Off-label use of powerful antipsychotic drugs has come in for plenty of debate in recent years. The expensive, newer-generation “atypicals” have been used to treat dementia, depression, anxiety, post-traumatic stress disorder, dementia, attention-deficit hyperactivity disorder…the list goes on. And all this while the Justice Department was investigating Big Pharma for off-label promotion of the drugs.
Lawrence Duran was a Miami healthcare executive who regularly lobbied Congress in favor of legislation to boost government subsidies for his industry: community mental health centers. He visited with U.S. Rep. Ileana Ros-Lehtinen in Washington to drum up support. He, his girlfriend and other members of his lobbying organization threw a fundraiser for another Miami congressman, Rep. Kendrick Meek, when he ran for the U.S. Senate.
But Justice Department officials paint a far more sinister portrait of Duran and his girlfriend, Marianella Valera. They say the lobbying work was all a front to help them steal more money from the taxpayer-funded Medicare program.
Now Duran and Valera, who each pleaded guilty this year to Medicare fraud charges of running the biggest mental-health racket in the nation, face the prospect of spending the rest of their lives in prison for orchestrating the $205 million scam.
It’s getting personal now. In a shift still evolving, federal enforcers are targeting individual executives in health care fraud cases that used to be aimed at impersonal corporations.
The new tactic is raising the anxiety level — and risks — for corporate honchos at drug companies, medical device manufacturers, nursing home chains and other major health care enterprises that deal with Medicare and Medicaid.
Johnson & Johnson could be on the hook for about $1 billion to settle the government probe into its Risperdal marketing. Prosecutors are looking for a settlement about that size, the Wall Street Journal reports, citing sources.

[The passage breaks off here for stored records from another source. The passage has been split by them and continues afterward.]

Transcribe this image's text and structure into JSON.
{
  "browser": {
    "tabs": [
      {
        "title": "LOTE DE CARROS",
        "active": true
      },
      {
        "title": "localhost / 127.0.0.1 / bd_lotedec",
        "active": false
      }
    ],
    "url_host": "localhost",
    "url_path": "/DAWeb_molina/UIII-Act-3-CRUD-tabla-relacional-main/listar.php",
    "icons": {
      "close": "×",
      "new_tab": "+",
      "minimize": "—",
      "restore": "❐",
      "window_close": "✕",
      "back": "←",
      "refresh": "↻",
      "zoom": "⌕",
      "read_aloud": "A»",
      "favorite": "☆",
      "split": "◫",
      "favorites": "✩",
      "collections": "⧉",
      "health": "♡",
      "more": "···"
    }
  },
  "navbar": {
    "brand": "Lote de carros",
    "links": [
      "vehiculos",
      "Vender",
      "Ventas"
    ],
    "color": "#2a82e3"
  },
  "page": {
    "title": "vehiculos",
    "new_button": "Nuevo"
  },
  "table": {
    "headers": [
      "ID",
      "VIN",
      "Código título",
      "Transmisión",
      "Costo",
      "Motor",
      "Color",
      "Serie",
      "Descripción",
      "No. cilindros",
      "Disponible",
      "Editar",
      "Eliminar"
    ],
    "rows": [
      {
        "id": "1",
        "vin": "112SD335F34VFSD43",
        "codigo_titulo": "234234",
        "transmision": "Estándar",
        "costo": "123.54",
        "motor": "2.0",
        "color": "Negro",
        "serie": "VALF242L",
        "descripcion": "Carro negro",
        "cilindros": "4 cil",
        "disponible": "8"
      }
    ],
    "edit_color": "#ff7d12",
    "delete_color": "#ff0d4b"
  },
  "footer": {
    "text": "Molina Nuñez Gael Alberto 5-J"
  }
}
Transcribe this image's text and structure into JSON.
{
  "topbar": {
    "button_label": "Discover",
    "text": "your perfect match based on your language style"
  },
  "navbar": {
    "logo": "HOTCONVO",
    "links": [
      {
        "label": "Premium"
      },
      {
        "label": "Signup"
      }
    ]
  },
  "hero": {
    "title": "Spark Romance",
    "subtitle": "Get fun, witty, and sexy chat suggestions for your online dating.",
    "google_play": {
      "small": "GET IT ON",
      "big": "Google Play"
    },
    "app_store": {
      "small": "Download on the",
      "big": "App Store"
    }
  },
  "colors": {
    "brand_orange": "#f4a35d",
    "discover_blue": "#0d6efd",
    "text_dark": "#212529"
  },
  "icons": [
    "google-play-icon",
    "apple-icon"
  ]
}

That would be the third-largest marketing settlement between a Big Pharma company and the U.S. government; only Pfizer and Eli Lilly have made larger deals with the feds.
The first Miami defendant in the nation’s largest mental healthcare fraud case pleaded guilty to paying millions of dollars in kickbacks in exchange for Medicare patients who didn’t need the costly therapy.Her job as marketing director for a Miami-based mental healthcare chain was to bring in the patients and nobody did their job better than Margarita Acevedo. Investigators say she paid millions of dollars in kickbacks to South Florida assisted-living facilities, halfway houses and recruiters to supply thousands of Medicare beneficiaries to American Therapeutic Corp.’s chain of seven clinics — patients who didn’t need the costly treatment.
On Thursday, Acevedo, 41, of Southwest Miami-Dade, pleaded guilty to conspiring to pay kickbacks in exchange for patients and conspiring to bilk between $100 million and $200 million from Medicare, in the largest mental healthcare fraud case in the country. Her change of plea in a Miami federal court makes Acevedo the first defendant among 24 indicted since last fall to admit playing a role in American Therapeutic’s “massive fraud scheme” against the taxpayer-funded healthcare program for seniors and the disabled, according to court records. She faces between 12 and 15 years in prison at her mid-July sentencing, according to sentencing guidelines.
Read more: http://www.miamiherald.com/2011/04/08/2158019/first-miami-defendant-in-nations.html#ixzz1JWM85A6L